It's special because a key medical technology trade show whose complaints about high operating costs at McCormick Place sparked rule and labor changes has decided to come back to the city.
"Eight to 10 billion dollars a year in our economy comes from this convention business," said David Mosena, chairman of the interim MPEA board.
The Healthcare Information and Management Systems Society plans to return its annual meetings to Chicago in 2015 and 2019.
The head of the group says state-mandated reforms that cut electrical and food service costs at the convention center mean at least a 25-percent costs saving overall.
"Some significant rules have been made several years ago which allowed small exhibitors to bring things that they could carry," said Stephen Lieber, HIMMS CEO and president. "That's been expanded to allow other to bring equipment onto the floor by themselves without having to use McCormick staff."
The HIMMS show attracts roughly 30,000 attendees from around the world and could possibly generate more than $33 million in spending during its convention.
This is the first show to recommit to Chicago after previously leaving in 2009.
"Because we have a global recession, things have to change," said Mayor Richard M. Daley. "Our competition is coming from other cities, coming from around the world."

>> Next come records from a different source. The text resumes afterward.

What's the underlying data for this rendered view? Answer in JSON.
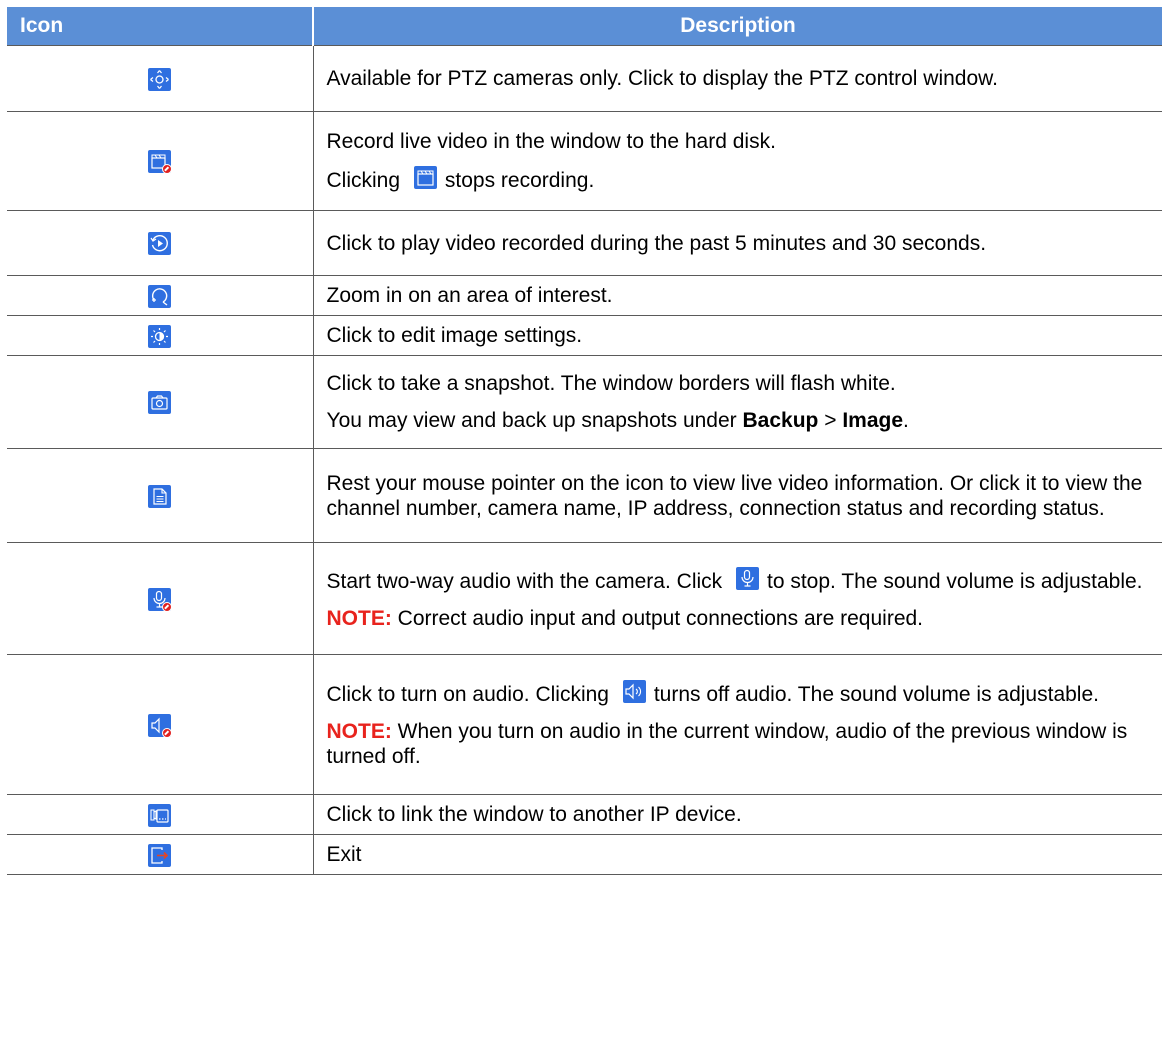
{
  "header": {
    "icon": "Icon",
    "description": "Description"
  },
  "rows": [
    {
      "icon": "ptz-icon",
      "text": "Available for PTZ cameras only. Click to display the PTZ control window."
    },
    {
      "icon": "record-stopped-icon",
      "text1": "Record live video in the window to the hard disk.",
      "text2_pre": "Clicking",
      "text2_icon": "record-icon",
      "text2_post": "stops recording."
    },
    {
      "icon": "instant-playback-icon",
      "text": "Click to play video recorded during the past 5 minutes and 30 seconds."
    },
    {
      "icon": "zoom-in-icon",
      "text": "Zoom in on an area of interest."
    },
    {
      "icon": "image-settings-icon",
      "text": "Click to edit image settings."
    },
    {
      "icon": "snapshot-icon",
      "text1": "Click to take a snapshot. The window borders will flash white.",
      "text2_pre": "You may view and back up snapshots under",
      "text2_b1": "Backup",
      "text2_sep": ">",
      "text2_b2": "Image",
      "text2_end": "."
    },
    {
      "icon": "info-icon",
      "text": "Rest your mouse pointer on the icon to view live video information. Or click it to view the channel number, camera name, IP address, connection status and recording status."
    },
    {
      "icon": "two-way-audio-off-icon",
      "text1_pre": "Start two-way audio with the camera. Click",
      "text1_icon": "microphone-icon",
      "text1_post": "to stop. The sound volume is adjustable.",
      "note_label": "NOTE:",
      "note_text": "Correct audio input and output connections are required."
    },
    {
      "icon": "audio-off-icon",
      "text1_pre": "Click to turn on audio. Clicking",
      "text1_icon": "speaker-icon",
      "text1_post": "turns off audio. The sound volume is adjustable.",
      "note_label": "NOTE:",
      "note_text": "When you turn on audio in the current window, audio of the previous window is turned off."
    },
    {
      "icon": "link-ip-device-icon",
      "text": "Click to link the window to another IP device."
    },
    {
      "icon": "exit-icon",
      "text": "Exit"
    }
  ],
  "colors": {
    "header_bg": "#5b8fd6",
    "icon_bg": "#2f6fe0",
    "note": "#e8231d",
    "badge": "#e02020",
    "exit_arrow": "#e8431d"
  }
}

Citing high costs, the HIMMS organizers then opted to move their annual meeting to Las Vegas for 2012. Soon after, the triennial plastics industry trade show, which had held its conventions in Chicago since 1971, pulled out as well, prompting the new state law, known as McPier Reform. It began last summer and forced a revamping of convention center operations.

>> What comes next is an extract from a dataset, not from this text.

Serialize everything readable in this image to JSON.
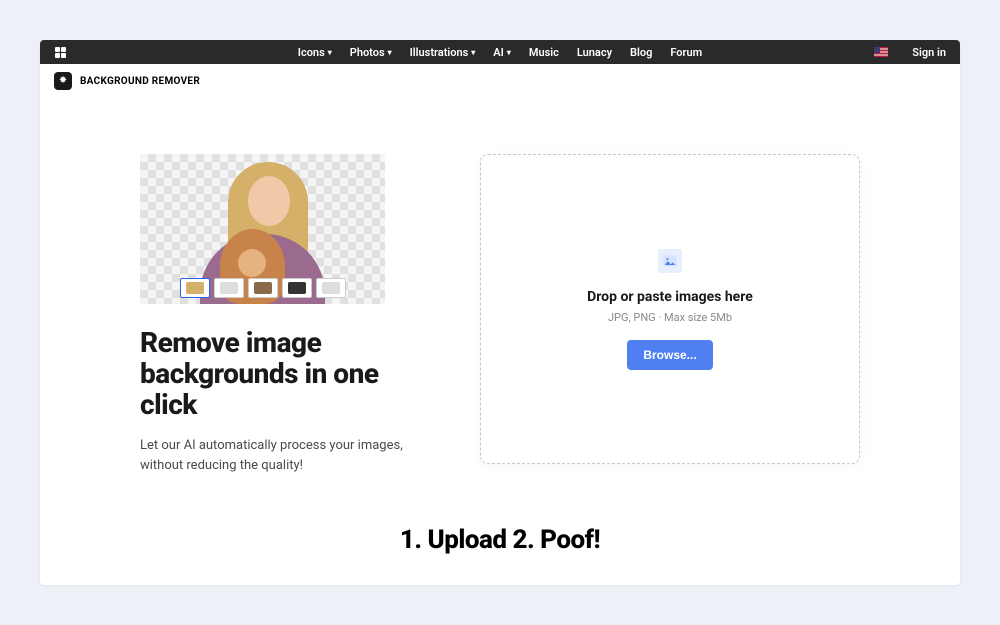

McPier trustee Jim Reilly says the city is in talks to get the plastics show to return.
"Hopefully that will result in them coming back, but we aren't there yet," said Reilly.
Tourism officials say, with new rules in place, over the last few months, more than a dozen shows have signed with Chicago, despite a federal lawsuit filed by the Chicago Regional Council of Carpenters which looks to stop the work rule changes at McCormick Place.